Dataset records
○ ○ ○

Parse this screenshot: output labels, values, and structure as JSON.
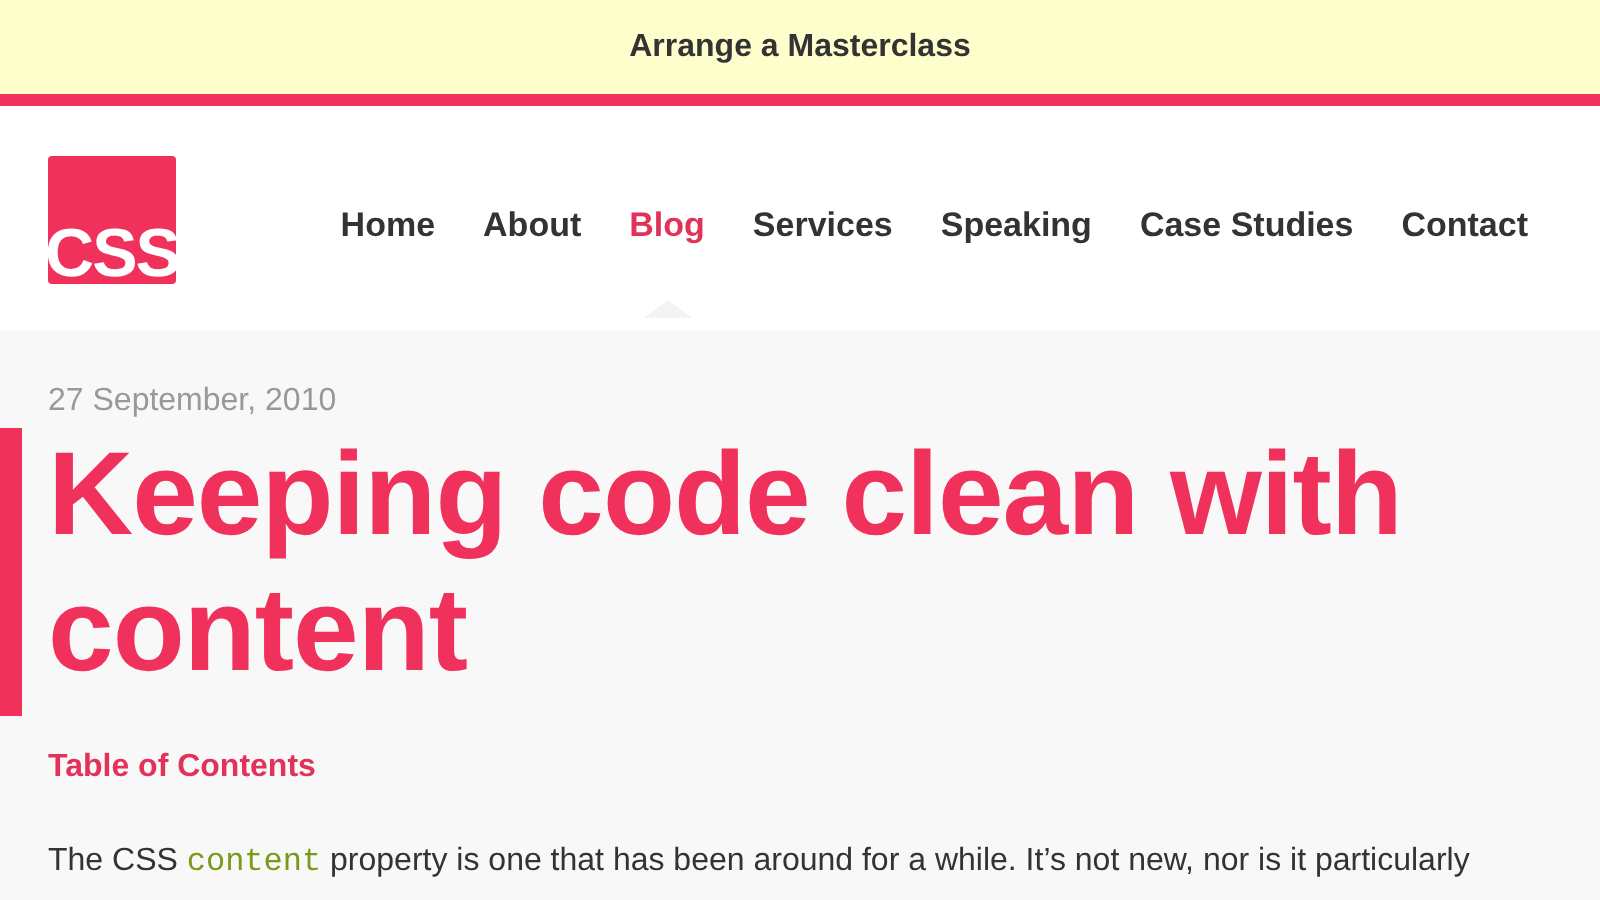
{
  "banner": {
    "link": "Arrange a Masterclass"
  },
  "header": {
    "logo": "CSS",
    "nav": [
      {
        "label": "Home",
        "selected": false
      },
      {
        "label": "About",
        "selected": false
      },
      {
        "label": "Blog",
        "selected": true
      },
      {
        "label": "Services",
        "selected": false
      },
      {
        "label": "Speaking",
        "selected": false
      },
      {
        "label": "Case Studies",
        "selected": false
      },
      {
        "label": "Contact",
        "selected": false
      }
    ]
  },
  "article": {
    "date": "27 September, 2010",
    "title": "Keeping code clean with content",
    "toc_link": "Table of Contents",
    "paragraph": [
      {
        "kind": "text",
        "text": "The CSS "
      },
      {
        "kind": "code",
        "text": "content"
      },
      {
        "kind": "text",
        "text": " property is one that has been around for a while. It’s not new, nor is it particularly"
      }
    ]
  }
}
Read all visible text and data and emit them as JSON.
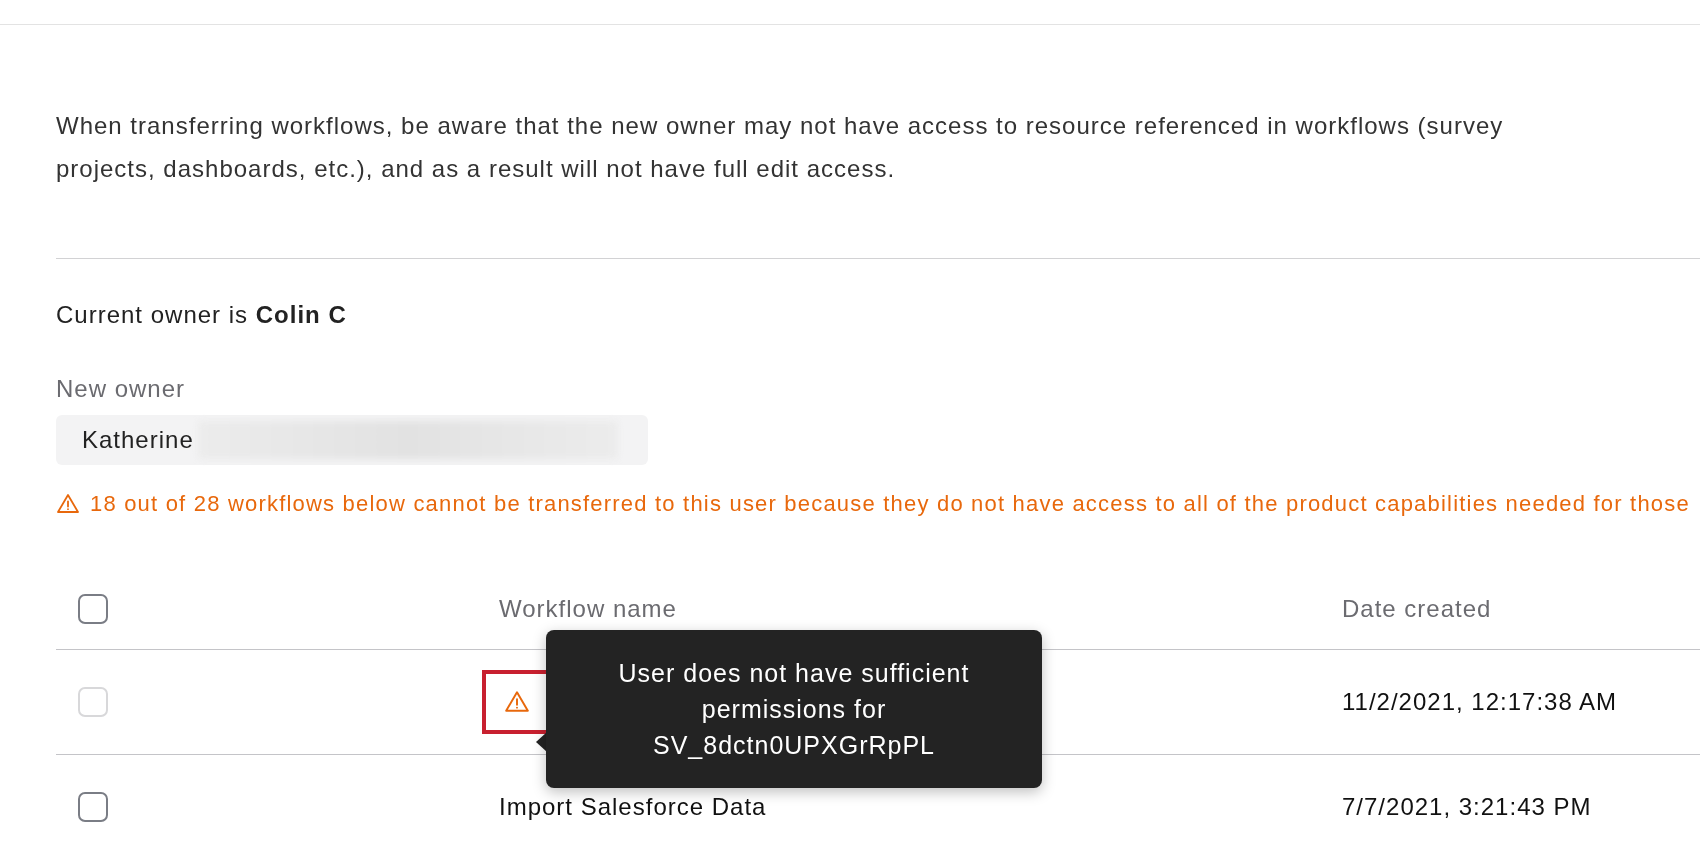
{
  "notice": "When transferring workflows, be aware that the new owner may not have access to resource referenced in workflows (survey projects, dashboards, etc.), and as a result will not have full edit access.",
  "current_owner": "Current owner is **Colin C**",
  "new_owner": {
    "label": "New owner",
    "value": "Katherine"
  },
  "warning": "18 out of 28 workflows below cannot be transferred to this user because they do not have access to all of the product capabilities needed for those",
  "table": {
    "select_all": {
      "checked": false
    },
    "columns": [
      "Workflow name",
      "Date created"
    ],
    "rows": [
      {
        "checked": false,
        "disabled": true,
        "warning": true,
        "highlighted": true,
        "date": "11/2/2021, 12:17:38 AM"
      },
      {
        "checked": false,
        "disabled": false,
        "warning": false,
        "highlighted": false,
        "name": "Import Salesforce Data",
        "date": "7/7/2021, 3:21:43 PM"
      }
    ]
  },
  "tooltip": {
    "lines": [
      "User does not have sufficient",
      "permissions for",
      "SV_8dctn0UPXGrRpPL"
    ]
  }
}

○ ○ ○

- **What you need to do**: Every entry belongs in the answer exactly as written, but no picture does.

- **Answer space**:
Parse this screenshot: output labels, values, and structure as JSON.
{
  "banner": {
    "link": "Arrange a Masterclass"
  },
  "header": {
    "logo": "CSS",
    "nav": [
      {
        "label": "Home",
        "selected": false
      },
      {
        "label": "About",
        "selected": false
      },
      {
        "label": "Blog",
        "selected": true
      },
      {
        "label": "Services",
        "selected": false
      },
      {
        "label": "Speaking",
        "selected": false
      },
      {
        "label": "Case Studies",
        "selected": false
      },
      {
        "label": "Contact",
        "selected": false
      }
    ]
  },
  "article": {
    "date": "27 September, 2010",
    "title": "Keeping code clean with content",
    "toc_link": "Table of Contents",
    "paragraph": [
      {
        "kind": "text",
        "text": "The CSS "
      },
      {
        "kind": "code",
        "text": "content"
      },
      {
        "kind": "text",
        "text": " property is one that has been around for a while. It’s not new, nor is it particularly"
      }
    ]
  }
}
Read all visible text and data and emit them as JSON.
{
  "notice": "When transferring workflows, be aware that the new owner may not have access to resource referenced in workflows (survey projects, dashboards, etc.), and as a result will not have full edit access.",
  "current_owner": "Current owner is **Colin C**",
  "new_owner": {
    "label": "New owner",
    "value": "Katherine"
  },
  "warning": "18 out of 28 workflows below cannot be transferred to this user because they do not have access to all of the product capabilities needed for those",
  "table": {
    "select_all": {
      "checked": false
    },
    "columns": [
      "Workflow name",
      "Date created"
    ],
    "rows": [
      {
        "checked": false,
        "disabled": true,
        "warning": true,
        "highlighted": true,
        "date": "11/2/2021, 12:17:38 AM"
      },
      {
        "checked": false,
        "disabled": false,
        "warning": false,
        "highlighted": false,
        "name": "Import Salesforce Data",
        "date": "7/7/2021, 3:21:43 PM"
      }
    ]
  },
  "tooltip": {
    "lines": [
      "User does not have sufficient",
      "permissions for",
      "SV_8dctn0UPXGrRpPL"
    ]
  }
}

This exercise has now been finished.